> **Activity**: Copy out the entries that follow exactly, leaving every picture behind.

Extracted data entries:
***
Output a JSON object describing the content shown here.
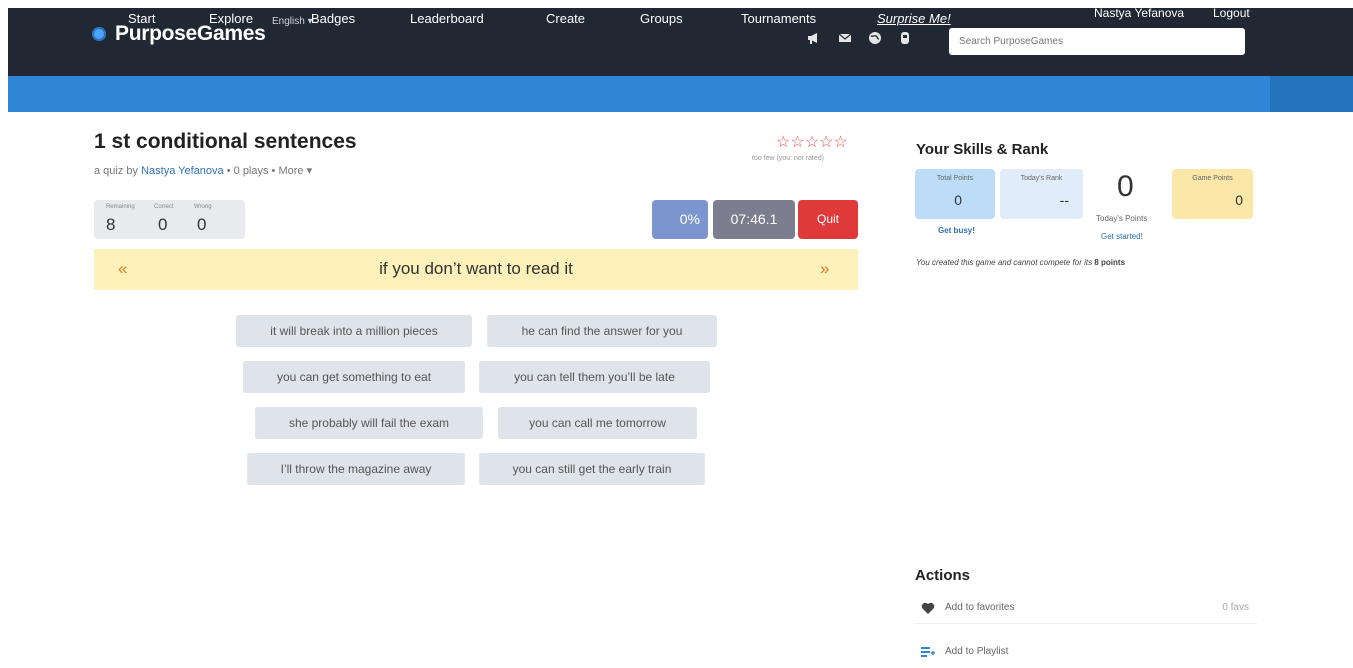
{
  "header": {
    "logo": "PurposeGames",
    "language": "English ▾",
    "icons": [
      {
        "name": "megaphone-icon",
        "glyph": "📢"
      },
      {
        "name": "mail-icon",
        "glyph": "✉"
      },
      {
        "name": "globe-icon",
        "glyph": "◉"
      },
      {
        "name": "profile-icon",
        "glyph": "☻"
      }
    ],
    "search_placeholder": "Search PurposeGames",
    "user_name": "Nastya Yefanova",
    "logout": "Logout"
  },
  "nav": {
    "items": [
      "Start",
      "Explore",
      "Badges",
      "Leaderboard",
      "Create",
      "Groups",
      "Tournaments",
      "Surprise Me!"
    ]
  },
  "quiz": {
    "title": "1 st conditional sentences",
    "by_prefix": "a quiz by",
    "author": "Nastya Yefanova",
    "plays": "• 0 plays •",
    "more": "More ▾",
    "stars": "☆☆☆☆☆",
    "rating_note": "too few (you: not rated)"
  },
  "counters": {
    "labels": [
      "Remaining",
      "Correct",
      "Wrong"
    ],
    "values": [
      "8",
      "0",
      "0"
    ]
  },
  "controls": {
    "percent": "0%",
    "timer": "07:46.1",
    "quit": "Quit"
  },
  "question": {
    "prev": "«",
    "text": "if you don’t want to read it",
    "next": "»"
  },
  "answers": [
    "it will break into a million pieces",
    "he can find the answer for you",
    "you can get something to eat",
    "you can tell them you’ll be late",
    "she probably will fail the exam",
    "you can call me tomorrow",
    "I’ll throw the magazine away",
    "you can still get the early train"
  ],
  "side": {
    "title": "Your Skills & Rank",
    "total_points_label": "Total Points",
    "total_points_value": "0",
    "todays_rank_label": "Today's Rank",
    "todays_rank_value": "--",
    "todays_points_value": "0",
    "todays_points_label": "Today's Points",
    "game_points_label": "Game Points",
    "game_points_value": "0",
    "get_busy": "Get busy!",
    "get_started": "Get started!",
    "notice_text": "You created this game and cannot compete for its",
    "notice_points": "8 points"
  },
  "actions": {
    "title": "Actions",
    "favorites_label": "Add to favorites",
    "favorites_count": "0 favs",
    "playlist_label": "Add to Playlist"
  },
  "colors": {
    "header_bg": "#1f2833",
    "nav_bg": "#2f86d6",
    "quit": "#e0393a",
    "question_bg": "#fcf1ba"
  }
}
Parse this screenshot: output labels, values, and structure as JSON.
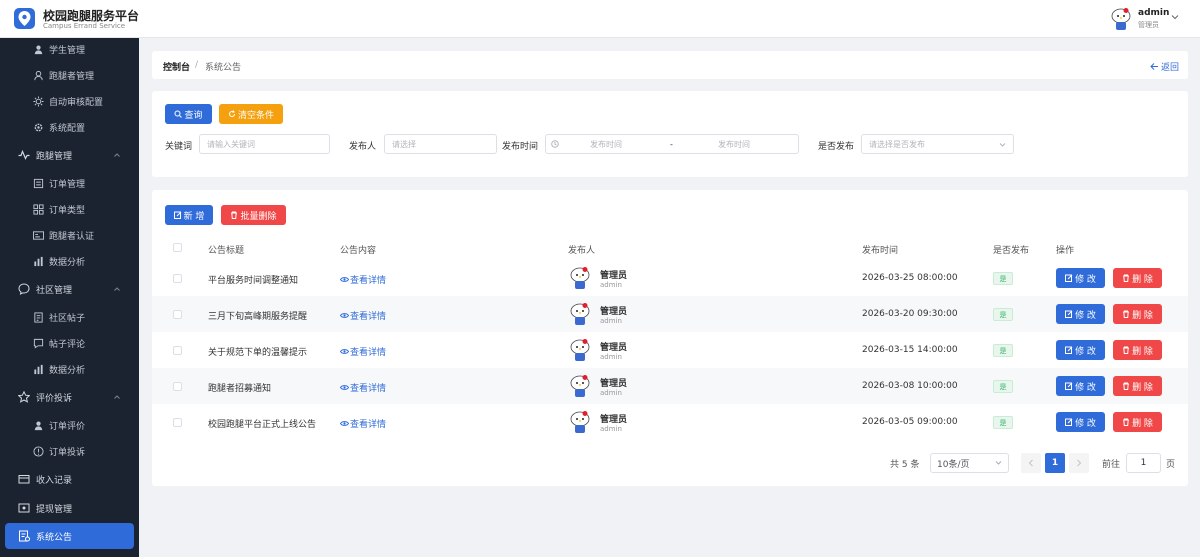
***
> **Result for this task**:
Output a JSON object describing the content shown here.
{
  "header": {
    "logo": "PurposeGames",
    "language": "English ▾",
    "icons": [
      {
        "name": "megaphone-icon",
        "glyph": "📢"
      },
      {
        "name": "mail-icon",
        "glyph": "✉"
      },
      {
        "name": "globe-icon",
        "glyph": "◉"
      },
      {
        "name": "profile-icon",
        "glyph": "☻"
      }
    ],
    "search_placeholder": "Search PurposeGames",
    "user_name": "Nastya Yefanova",
    "logout": "Logout"
  },
  "nav": {
    "items": [
      "Start",
      "Explore",
      "Badges",
      "Leaderboard",
      "Create",
      "Groups",
      "Tournaments",
      "Surprise Me!"
    ]
  },
  "quiz": {
    "title": "1 st conditional sentences",
    "by_prefix": "a quiz by",
    "author": "Nastya Yefanova",
    "plays": "• 0 plays •",
    "more": "More ▾",
    "stars": "☆☆☆☆☆",
    "rating_note": "too few (you: not rated)"
  },
  "counters": {
    "labels": [
      "Remaining",
      "Correct",
      "Wrong"
    ],
    "values": [
      "8",
      "0",
      "0"
    ]
  },
  "controls": {
    "percent": "0%",
    "timer": "07:46.1",
    "quit": "Quit"
  },
  "question": {
    "prev": "«",
    "text": "if you don’t want to read it",
    "next": "»"
  },
  "answers": [
    "it will break into a million pieces",
    "he can find the answer for you",
    "you can get something to eat",
    "you can tell them you’ll be late",
    "she probably will fail the exam",
    "you can call me tomorrow",
    "I’ll throw the magazine away",
    "you can still get the early train"
  ],
  "side": {
    "title": "Your Skills & Rank",
    "total_points_label": "Total Points",
    "total_points_value": "0",
    "todays_rank_label": "Today's Rank",
    "todays_rank_value": "--",
    "todays_points_value": "0",
    "todays_points_label": "Today's Points",
    "game_points_label": "Game Points",
    "game_points_value": "0",
    "get_busy": "Get busy!",
    "get_started": "Get started!",
    "notice_text": "You created this game and cannot compete for its",
    "notice_points": "8 points"
  },
  "actions": {
    "title": "Actions",
    "favorites_label": "Add to favorites",
    "favorites_count": "0 favs",
    "playlist_label": "Add to Playlist"
  },
  "colors": {
    "header_bg": "#1f2833",
    "nav_bg": "#2f86d6",
    "quit": "#e0393a",
    "question_bg": "#fcf1ba"
  }
}
Parse this screenshot: output labels, values, and structure as JSON.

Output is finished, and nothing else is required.